Mooning the Tomb of Christ

Back in September Reuters reported on a clash at the Holy Sepulchre (or the “Anastasis” in the Orthodox tradition):

Fistfights broke out on Monday at Jerusalem’s Church of the Holy Sepulchre between Christian sects that jealously guard their hold on sections of the shrine built on the traditional site of Jesus’s crucifixion.

“There was lots of hitting going on. Police were hit, monks were hit … there were people with bloodied faces,” said Aviad Sar Shalom, an Israeli tour guide who witnessed the fight.

The tussle between Franciscans and Greek and Russian Orthodox clerics erupted during a procession through the church on Holy Cross Day marking the fourth century discovery of the cross which some faithful believe was used in the Crucifixion.

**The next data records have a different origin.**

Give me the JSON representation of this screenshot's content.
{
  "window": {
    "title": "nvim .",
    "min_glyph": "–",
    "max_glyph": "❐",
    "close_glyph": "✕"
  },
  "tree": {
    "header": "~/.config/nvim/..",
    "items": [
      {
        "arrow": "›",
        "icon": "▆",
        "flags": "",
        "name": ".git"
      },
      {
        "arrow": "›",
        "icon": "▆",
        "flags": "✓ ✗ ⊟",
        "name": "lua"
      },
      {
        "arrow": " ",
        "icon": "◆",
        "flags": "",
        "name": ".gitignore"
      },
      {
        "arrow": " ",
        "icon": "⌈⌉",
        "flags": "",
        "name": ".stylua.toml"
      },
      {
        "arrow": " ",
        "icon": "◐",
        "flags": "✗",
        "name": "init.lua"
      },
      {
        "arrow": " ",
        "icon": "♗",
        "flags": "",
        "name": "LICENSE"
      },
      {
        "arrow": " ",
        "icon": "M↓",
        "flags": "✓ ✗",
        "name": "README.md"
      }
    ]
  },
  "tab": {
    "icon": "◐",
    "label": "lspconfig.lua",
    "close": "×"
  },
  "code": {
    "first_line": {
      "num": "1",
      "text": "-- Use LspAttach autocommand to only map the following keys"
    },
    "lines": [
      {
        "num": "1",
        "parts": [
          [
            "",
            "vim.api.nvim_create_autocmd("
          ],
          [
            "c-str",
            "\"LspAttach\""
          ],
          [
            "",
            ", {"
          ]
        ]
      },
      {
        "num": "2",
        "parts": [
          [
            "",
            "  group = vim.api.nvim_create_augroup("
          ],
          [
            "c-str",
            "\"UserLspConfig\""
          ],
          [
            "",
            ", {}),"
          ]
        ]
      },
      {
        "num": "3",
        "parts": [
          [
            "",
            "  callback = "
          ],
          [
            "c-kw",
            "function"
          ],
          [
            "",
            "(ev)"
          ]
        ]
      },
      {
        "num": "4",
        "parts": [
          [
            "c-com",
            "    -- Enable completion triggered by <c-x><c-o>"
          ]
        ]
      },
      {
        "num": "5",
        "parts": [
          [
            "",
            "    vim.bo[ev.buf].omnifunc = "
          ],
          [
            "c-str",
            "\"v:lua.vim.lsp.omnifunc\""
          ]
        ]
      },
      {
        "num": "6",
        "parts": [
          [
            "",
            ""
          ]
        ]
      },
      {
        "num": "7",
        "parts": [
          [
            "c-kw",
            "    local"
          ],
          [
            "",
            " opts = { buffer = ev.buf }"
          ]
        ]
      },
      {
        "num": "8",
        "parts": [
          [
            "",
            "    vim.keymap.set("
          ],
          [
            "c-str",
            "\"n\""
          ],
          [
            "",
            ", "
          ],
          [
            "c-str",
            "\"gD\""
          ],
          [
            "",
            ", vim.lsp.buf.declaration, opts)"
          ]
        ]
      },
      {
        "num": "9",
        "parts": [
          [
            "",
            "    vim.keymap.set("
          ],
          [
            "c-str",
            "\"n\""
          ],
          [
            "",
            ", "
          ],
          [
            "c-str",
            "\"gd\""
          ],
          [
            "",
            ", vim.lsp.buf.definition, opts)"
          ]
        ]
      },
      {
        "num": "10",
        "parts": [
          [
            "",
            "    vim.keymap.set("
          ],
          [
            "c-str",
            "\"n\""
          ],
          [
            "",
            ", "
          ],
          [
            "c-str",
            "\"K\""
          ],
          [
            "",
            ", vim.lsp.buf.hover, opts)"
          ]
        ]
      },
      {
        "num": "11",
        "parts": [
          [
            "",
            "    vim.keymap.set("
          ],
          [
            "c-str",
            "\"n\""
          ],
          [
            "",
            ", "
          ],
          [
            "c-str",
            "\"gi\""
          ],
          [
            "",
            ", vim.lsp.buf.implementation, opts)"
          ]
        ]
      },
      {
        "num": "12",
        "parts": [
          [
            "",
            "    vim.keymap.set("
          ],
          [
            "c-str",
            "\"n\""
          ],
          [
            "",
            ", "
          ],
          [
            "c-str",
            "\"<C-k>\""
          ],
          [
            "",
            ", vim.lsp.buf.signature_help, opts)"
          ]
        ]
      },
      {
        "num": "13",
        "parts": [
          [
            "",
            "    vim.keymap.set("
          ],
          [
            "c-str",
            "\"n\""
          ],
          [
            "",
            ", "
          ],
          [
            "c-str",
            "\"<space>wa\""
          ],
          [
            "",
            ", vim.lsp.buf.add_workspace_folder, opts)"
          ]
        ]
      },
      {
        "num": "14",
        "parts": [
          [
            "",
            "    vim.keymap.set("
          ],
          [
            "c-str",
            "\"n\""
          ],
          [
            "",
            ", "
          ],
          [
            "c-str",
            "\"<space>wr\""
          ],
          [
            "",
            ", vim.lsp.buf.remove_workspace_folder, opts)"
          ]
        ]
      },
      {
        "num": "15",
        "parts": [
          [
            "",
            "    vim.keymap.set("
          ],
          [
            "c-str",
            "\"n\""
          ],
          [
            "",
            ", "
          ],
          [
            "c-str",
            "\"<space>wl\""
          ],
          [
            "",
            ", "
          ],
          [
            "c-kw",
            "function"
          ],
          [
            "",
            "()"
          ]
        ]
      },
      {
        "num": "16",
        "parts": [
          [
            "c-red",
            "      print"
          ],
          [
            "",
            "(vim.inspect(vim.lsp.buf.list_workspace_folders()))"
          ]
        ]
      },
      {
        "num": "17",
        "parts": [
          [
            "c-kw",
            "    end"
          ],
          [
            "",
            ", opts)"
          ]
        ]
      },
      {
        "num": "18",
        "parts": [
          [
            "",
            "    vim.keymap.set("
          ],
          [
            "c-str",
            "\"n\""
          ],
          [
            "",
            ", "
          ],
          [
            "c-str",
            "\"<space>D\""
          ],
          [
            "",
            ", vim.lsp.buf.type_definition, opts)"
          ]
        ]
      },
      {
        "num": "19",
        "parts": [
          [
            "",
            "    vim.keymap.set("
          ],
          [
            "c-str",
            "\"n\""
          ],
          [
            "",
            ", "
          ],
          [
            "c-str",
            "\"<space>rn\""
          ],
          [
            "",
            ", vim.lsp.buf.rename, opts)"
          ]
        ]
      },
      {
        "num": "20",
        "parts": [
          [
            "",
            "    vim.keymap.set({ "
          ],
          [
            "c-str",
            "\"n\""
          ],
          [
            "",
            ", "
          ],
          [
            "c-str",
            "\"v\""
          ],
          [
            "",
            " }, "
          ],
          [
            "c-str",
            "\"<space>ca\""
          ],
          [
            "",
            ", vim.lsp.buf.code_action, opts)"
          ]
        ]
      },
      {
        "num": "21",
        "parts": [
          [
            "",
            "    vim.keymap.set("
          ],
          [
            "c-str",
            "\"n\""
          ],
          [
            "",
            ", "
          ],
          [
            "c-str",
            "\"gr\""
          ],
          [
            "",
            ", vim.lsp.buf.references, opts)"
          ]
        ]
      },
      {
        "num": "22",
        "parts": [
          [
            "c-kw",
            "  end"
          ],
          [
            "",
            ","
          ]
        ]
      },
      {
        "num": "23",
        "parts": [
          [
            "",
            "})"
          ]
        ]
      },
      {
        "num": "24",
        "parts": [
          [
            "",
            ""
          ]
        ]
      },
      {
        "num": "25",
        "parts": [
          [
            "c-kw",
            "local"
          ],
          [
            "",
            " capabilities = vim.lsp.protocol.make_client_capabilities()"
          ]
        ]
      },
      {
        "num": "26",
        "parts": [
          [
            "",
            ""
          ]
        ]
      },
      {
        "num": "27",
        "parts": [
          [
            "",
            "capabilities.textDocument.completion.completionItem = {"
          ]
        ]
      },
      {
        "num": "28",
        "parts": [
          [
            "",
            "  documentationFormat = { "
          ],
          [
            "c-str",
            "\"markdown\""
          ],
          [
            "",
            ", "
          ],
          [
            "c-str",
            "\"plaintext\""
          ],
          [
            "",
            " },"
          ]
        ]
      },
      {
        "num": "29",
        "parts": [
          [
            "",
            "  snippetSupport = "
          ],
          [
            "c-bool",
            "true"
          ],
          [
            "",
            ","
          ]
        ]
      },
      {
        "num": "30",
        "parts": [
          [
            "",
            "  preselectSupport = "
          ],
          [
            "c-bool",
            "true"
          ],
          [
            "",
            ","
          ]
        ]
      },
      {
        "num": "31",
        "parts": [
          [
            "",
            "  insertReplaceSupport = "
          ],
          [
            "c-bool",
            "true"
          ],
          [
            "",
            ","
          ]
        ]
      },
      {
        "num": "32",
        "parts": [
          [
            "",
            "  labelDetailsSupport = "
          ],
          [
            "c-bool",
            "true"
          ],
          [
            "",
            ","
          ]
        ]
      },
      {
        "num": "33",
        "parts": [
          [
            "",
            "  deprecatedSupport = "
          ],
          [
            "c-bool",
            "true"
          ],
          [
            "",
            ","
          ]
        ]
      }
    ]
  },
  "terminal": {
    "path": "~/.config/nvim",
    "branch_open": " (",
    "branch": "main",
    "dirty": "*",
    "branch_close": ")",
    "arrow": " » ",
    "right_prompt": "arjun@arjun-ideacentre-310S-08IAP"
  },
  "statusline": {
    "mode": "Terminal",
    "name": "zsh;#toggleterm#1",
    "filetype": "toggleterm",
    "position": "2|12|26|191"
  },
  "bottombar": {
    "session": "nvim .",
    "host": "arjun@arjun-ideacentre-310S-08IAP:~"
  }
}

I lived in Jerusalem a few years ago and I have to say that the Holy Sepulchre must be the most fascinating building I have ever been inside. The structure itself, rebuilt and damaged many times since the Fourth Century, is a rambling mess of Byzantine, European, African and Russian architecture, and is divided between six different Christian groups in accordance with an arrangement decreed by the Ottoman authorities in 1757 called the status quo. The Greek/Russian Orthodox and the Roman Catholic Churches have the largest shares, but the Armenian Orthodox Church has two decent sized-sections. Around the back of the actual supposed tomb of Christ (an ornate cupboard-like building beneath the main dome) are small areas belonging to the Syriac Orthodox and Coptic Churches, while the Ethiopians have a monastery and a small chapel on the roof. A Muslim family has the key to the front gate, which is locked nightly with various priests and nuns inside.

So it’s a bit odd when into this extremely fragile religious ecosystem is injected Rev Moon’s Unification Church. John Gorenfeld links to this page from the Church’s website, a photo gallery of a pilgrimage last year during which the “burial of the cross” took place. This is a ceremony that reflects Moon’s decree that Christians should remove the symbol of the Cross from their churches. Apparently, part of this ceremony took place at the actual entrance to the site regarded as the tomb of Christ. One assumes that the various Christian groups within the building were so busy eyeing each other suspiciously that they overlooked what was going on.

An account of the Unificationist pilgrimage during which this event took place can be read here.

Ultra-modern Shinto

Ultra-modern Shinto in Osaka: